A particular example to help students appreciate more clearly the problems people face who don’t have access to financial services was how consumers used to save in their local grocery shop and the expectations banks placed on customers’ minimum wealth or income before they were offered the opportunity to open a bank account. The visit also helped students explore how a lack of access to social security or insurance effects people’s lives and economic development. An example looked at as part of the visit was the impact on mining families if a miner had an accident or died, as well as the beginning of the National Health Service (NHS) in a 1950s Community Centre.

In preparation for the visit, the class benefited from a guest lecture by Ceylin Williams, Head of People Development at Beamish Museum, on 16 October. The visit served not only to give students an introduction to Beamish Museum and its ethos, but also to highlight the potential economic and social contributions of charities, focusing in particular on the museum’s workforce which consists of over 400 employees and nearly 500 volunteers, and the museum’s policy on dementia friendliness.

Despite the rain on the day of the visit, students had a very positive impression of both the visit and the Museum itself. Many students were particularly impressed to learn about the life of miners during a visit to a drift mine and miners’ houses. A student shared:

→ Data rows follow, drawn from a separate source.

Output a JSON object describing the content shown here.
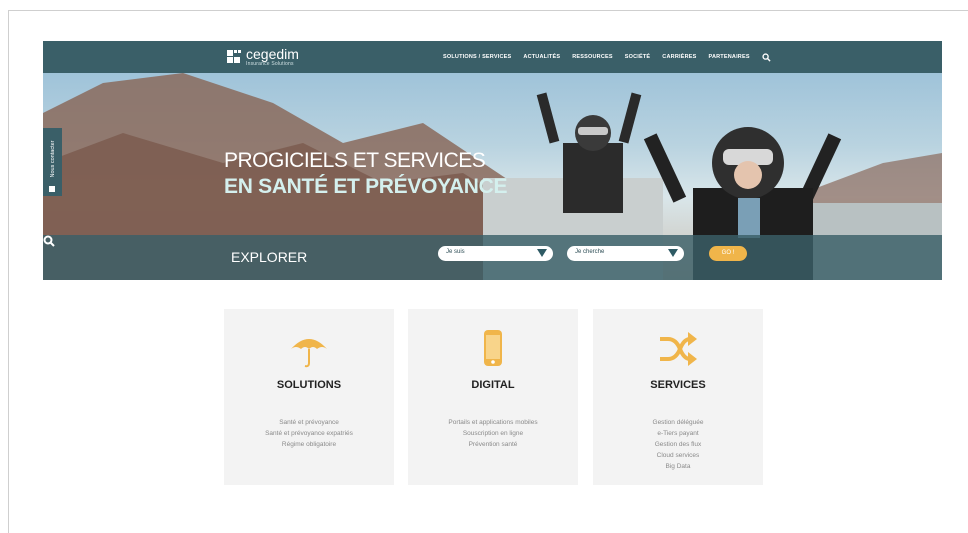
{
  "header": {
    "logo_name": "cegedim",
    "logo_sub": "Insurance Solutions",
    "nav": [
      {
        "label": "SOLUTIONS / SERVICES"
      },
      {
        "label": "ACTUALITÉS"
      },
      {
        "label": "RESSOURCES"
      },
      {
        "label": "SOCIÉTÉ"
      },
      {
        "label": "CARRIÈRES"
      },
      {
        "label": "PARTENAIRES"
      }
    ]
  },
  "hero": {
    "title_line1": "PROGICIELS ET SERVICES",
    "title_line2": "EN SANTÉ ET PRÉVOYANCE"
  },
  "explore": {
    "label": "EXPLORER",
    "select1": "Je suis",
    "select2": "Je cherche",
    "go": "GO !"
  },
  "contact_tab": {
    "label": "Nous contacter"
  },
  "cards": [
    {
      "icon": "umbrella-icon",
      "title": "SOLUTIONS",
      "lines": [
        "Santé et prévoyance",
        "Santé et prévoyance expatriés",
        "Régime obligatoire"
      ]
    },
    {
      "icon": "mobile-icon",
      "title": "DIGITAL",
      "lines": [
        "Portails et applications mobiles",
        "Souscription en ligne",
        "Prévention santé"
      ]
    },
    {
      "icon": "shuffle-icon",
      "title": "SERVICES",
      "lines": [
        "Gestion déléguée",
        "e-Tiers payant",
        "Gestion des flux",
        "Cloud services",
        "Big Data"
      ]
    }
  ],
  "colors": {
    "nav_bg": "#3a5f68",
    "accent": "#f0b54a",
    "card_bg": "#f3f3f3"
  }
}
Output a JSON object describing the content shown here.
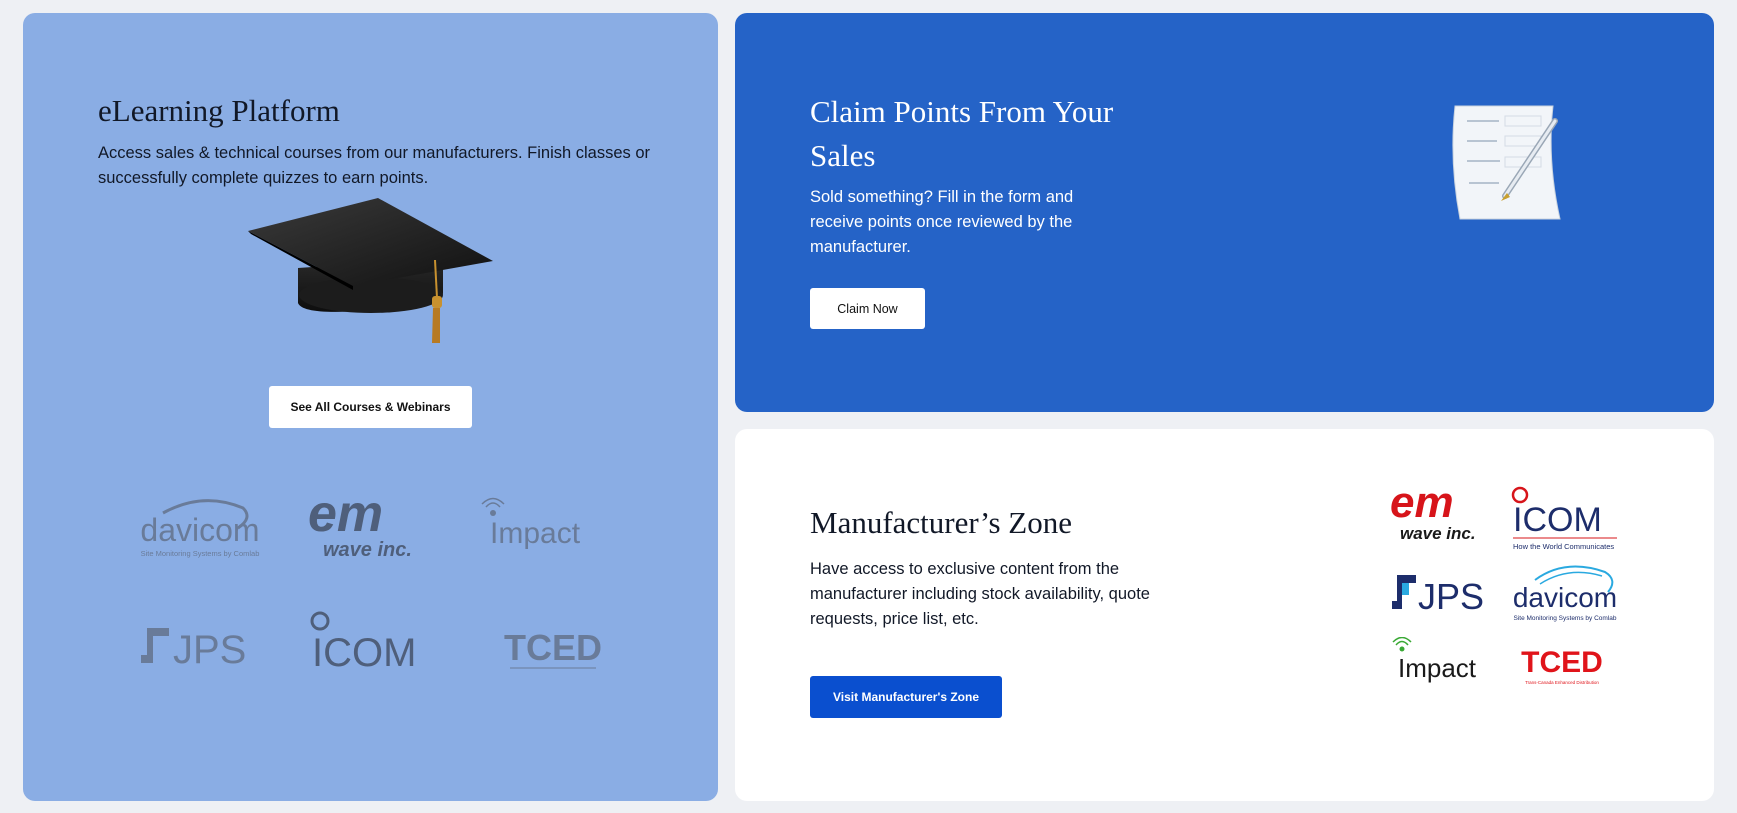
{
  "elearning": {
    "title": "eLearning Platform",
    "description": "Access sales & technical courses from our manufacturers. Finish classes or successfully complete quizzes to earn points.",
    "button_label": "See All Courses & Webinars",
    "logos": [
      {
        "name": "davicom",
        "text": "davicom",
        "subtext": "Site Monitoring Systems by Comlab"
      },
      {
        "name": "em-wave",
        "text": "em",
        "subtext": "wave inc."
      },
      {
        "name": "impact",
        "text": "Impact"
      },
      {
        "name": "jps",
        "text": "JPS"
      },
      {
        "name": "icom",
        "text": "ICOM"
      },
      {
        "name": "tced",
        "text": "TCED"
      }
    ]
  },
  "claim": {
    "title": "Claim Points From Your Sales",
    "description": "Sold something? Fill in the form and receive points once reviewed by the manufacturer.",
    "button_label": "Claim Now"
  },
  "manufacturer": {
    "title": "Manufacturer’s Zone",
    "description": "Have access to exclusive content from the manufacturer including stock availability, quote requests, price list, etc.",
    "button_label": "Visit Manufacturer's Zone",
    "logos": [
      {
        "name": "em-wave",
        "text": "em",
        "subtext": "wave inc."
      },
      {
        "name": "icom",
        "text": "ICOM",
        "subtext": "How the World Communicates"
      },
      {
        "name": "jps",
        "text": "JPS"
      },
      {
        "name": "davicom",
        "text": "davicom",
        "subtext": "Site Monitoring Systems by Comlab"
      },
      {
        "name": "impact",
        "text": "Impact"
      },
      {
        "name": "tced",
        "text": "TCED",
        "subtext": "Trans-Canada Enhanced Distribution"
      }
    ]
  },
  "colors": {
    "page_bg": "#eef0f4",
    "elearning_bg": "#8aade4",
    "claim_bg": "#2563c7",
    "manufacturer_bg": "#ffffff",
    "primary_button": "#0a4fcf",
    "logo_red": "#d7141a",
    "logo_navy": "#1d2d6b",
    "logo_cyan": "#2aa9e0",
    "logo_green": "#3aa935"
  }
}
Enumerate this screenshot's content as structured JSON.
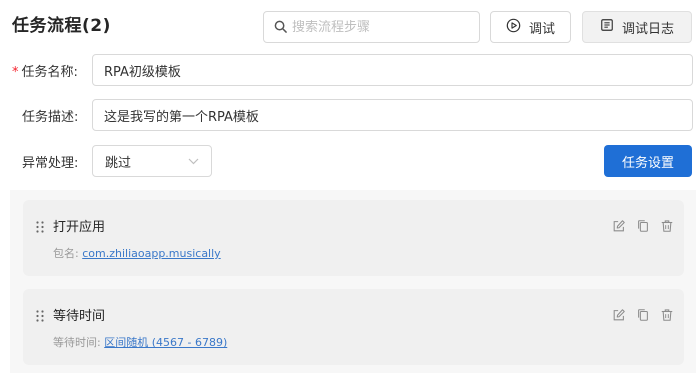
{
  "header": {
    "title": "任务流程",
    "count": "(2)",
    "search_placeholder": "搜索流程步骤",
    "debug_label": "调试",
    "log_label": "调试日志"
  },
  "form": {
    "name_required_mark": "*",
    "name_label": "任务名称:",
    "name_value": "RPA初级模板",
    "desc_label": "任务描述:",
    "desc_value": "这是我写的第一个RPA模板",
    "error_label": "异常处理:",
    "error_value": "跳过",
    "settings_label": "任务设置"
  },
  "steps": [
    {
      "name": "打开应用",
      "meta_label": "包名:",
      "meta_value": "com.zhiliaoapp.musically"
    },
    {
      "name": "等待时间",
      "meta_label": "等待时间:",
      "meta_value": "区间随机 (4567 - 6789)"
    }
  ],
  "icons": {
    "search": "search-icon",
    "debug": "play-circle-icon",
    "log": "log-icon",
    "select": "chevron-down-icon",
    "drag": "drag-handle-icon",
    "edit": "edit-icon",
    "copy": "copy-icon",
    "delete": "delete-icon"
  },
  "colors": {
    "primary": "#1f6fd6",
    "required": "#f5222d",
    "link": "#3a78c9"
  }
}
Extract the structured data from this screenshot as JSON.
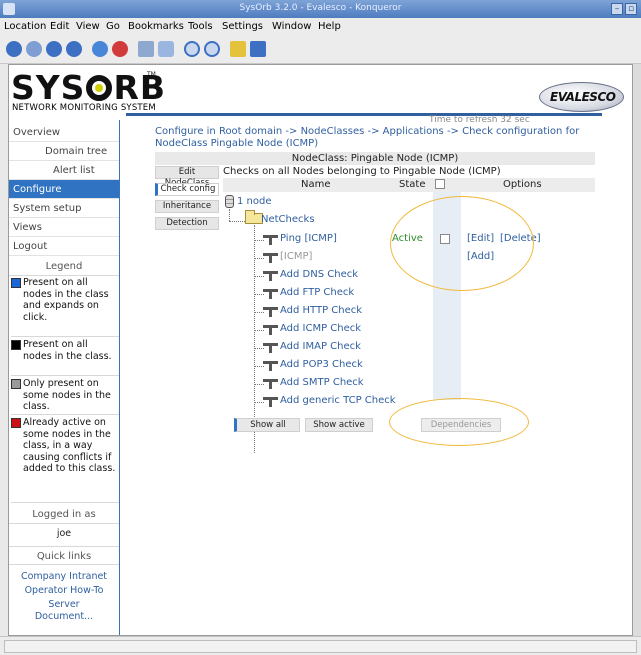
{
  "window": {
    "title": "SysOrb 3.2.0 - Evalesco - Konqueror",
    "controls": [
      "–",
      "▫"
    ]
  },
  "menubar": [
    "Location",
    "Edit",
    "View",
    "Go",
    "Bookmarks",
    "Tools",
    "Settings",
    "Window",
    "Help"
  ],
  "toolbar": {
    "icons": [
      "back-icon",
      "forward-icon",
      "up-icon",
      "home-icon",
      "reload-icon",
      "stop-icon",
      "print-icon",
      "security-icon",
      "zoom-in-icon",
      "zoom-out-icon",
      "lock-icon",
      "download-icon"
    ]
  },
  "header": {
    "logo": "SYSORB",
    "trademark": "TM",
    "subtitle": "NETWORK MONITORING SYSTEM",
    "refresh": "Time to refresh 32 sec",
    "partner_logo": "EVALESCO"
  },
  "sidebar": {
    "items": [
      {
        "label": "Overview",
        "indent": false,
        "selected": false
      },
      {
        "label": "Domain tree",
        "indent": true,
        "selected": false
      },
      {
        "label": "Alert list",
        "indent": true,
        "selected": false
      },
      {
        "label": "Configure",
        "indent": false,
        "selected": true
      },
      {
        "label": "System setup",
        "indent": false,
        "selected": false
      },
      {
        "label": "Views",
        "indent": false,
        "selected": false
      },
      {
        "label": "Logout",
        "indent": false,
        "selected": false
      }
    ],
    "legend_title": "Legend",
    "legend": [
      {
        "color": "#1a66d9",
        "text": "Present on all nodes in the class and expands on click."
      },
      {
        "color": "#000000",
        "text": "Present on all nodes in the class."
      },
      {
        "color": "#9a9a9a",
        "text": "Only present on some nodes in the class."
      },
      {
        "color": "#cc1111",
        "text": "Already active on some nodes in the class, in a way causing conflicts if added to this class."
      }
    ],
    "logged_in_title": "Logged in as",
    "user": "joe",
    "quick_links_title": "Quick links",
    "quick_links": [
      "Company Intranet",
      "Operator How-To",
      "Server Document..."
    ]
  },
  "main": {
    "breadcrumb": "Configure in Root domain -> NodeClasses -> Applications -> Check configuration for NodeClass Pingable Node (ICMP)",
    "nodeclass_header": "NodeClass: Pingable Node (ICMP)",
    "tabs": [
      "Edit NodeClass",
      "Check config",
      "Inheritance",
      "Detection"
    ],
    "selected_tab": "Check config",
    "checks_title": "Checks on all Nodes belonging to Pingable Node (ICMP)",
    "columns": {
      "name": "Name",
      "state": "State",
      "options": "Options"
    },
    "tree": {
      "root": "1 node",
      "folder": "NetChecks",
      "items": [
        {
          "label": "Ping [ICMP]",
          "grey": false
        },
        {
          "label": "[ICMP]",
          "grey": true
        },
        {
          "label": "Add DNS Check",
          "grey": false
        },
        {
          "label": "Add FTP Check",
          "grey": false
        },
        {
          "label": "Add HTTP Check",
          "grey": false
        },
        {
          "label": "Add ICMP Check",
          "grey": false
        },
        {
          "label": "Add IMAP Check",
          "grey": false
        },
        {
          "label": "Add POP3 Check",
          "grey": false
        },
        {
          "label": "Add SMTP Check",
          "grey": false
        },
        {
          "label": "Add generic TCP Check",
          "grey": false
        }
      ]
    },
    "row_state": "Active",
    "options": {
      "edit": "[Edit]",
      "delete": "[Delete]",
      "add": "[Add]"
    },
    "buttons": {
      "show_all": "Show all",
      "show_active": "Show active",
      "dependencies": "Dependencies"
    },
    "colors": {
      "link": "#2f5f9f",
      "nav_selected": "#2f73c2",
      "highlight": "#f0b93a",
      "active": "#2e8b2e"
    }
  }
}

“Beamish is really unique experience. Now I have a much better understanding of the social, economic and cultural history of the North East of England. We all really enjoyed visiting different sites in Beamish and most of us explored much more than we planned.”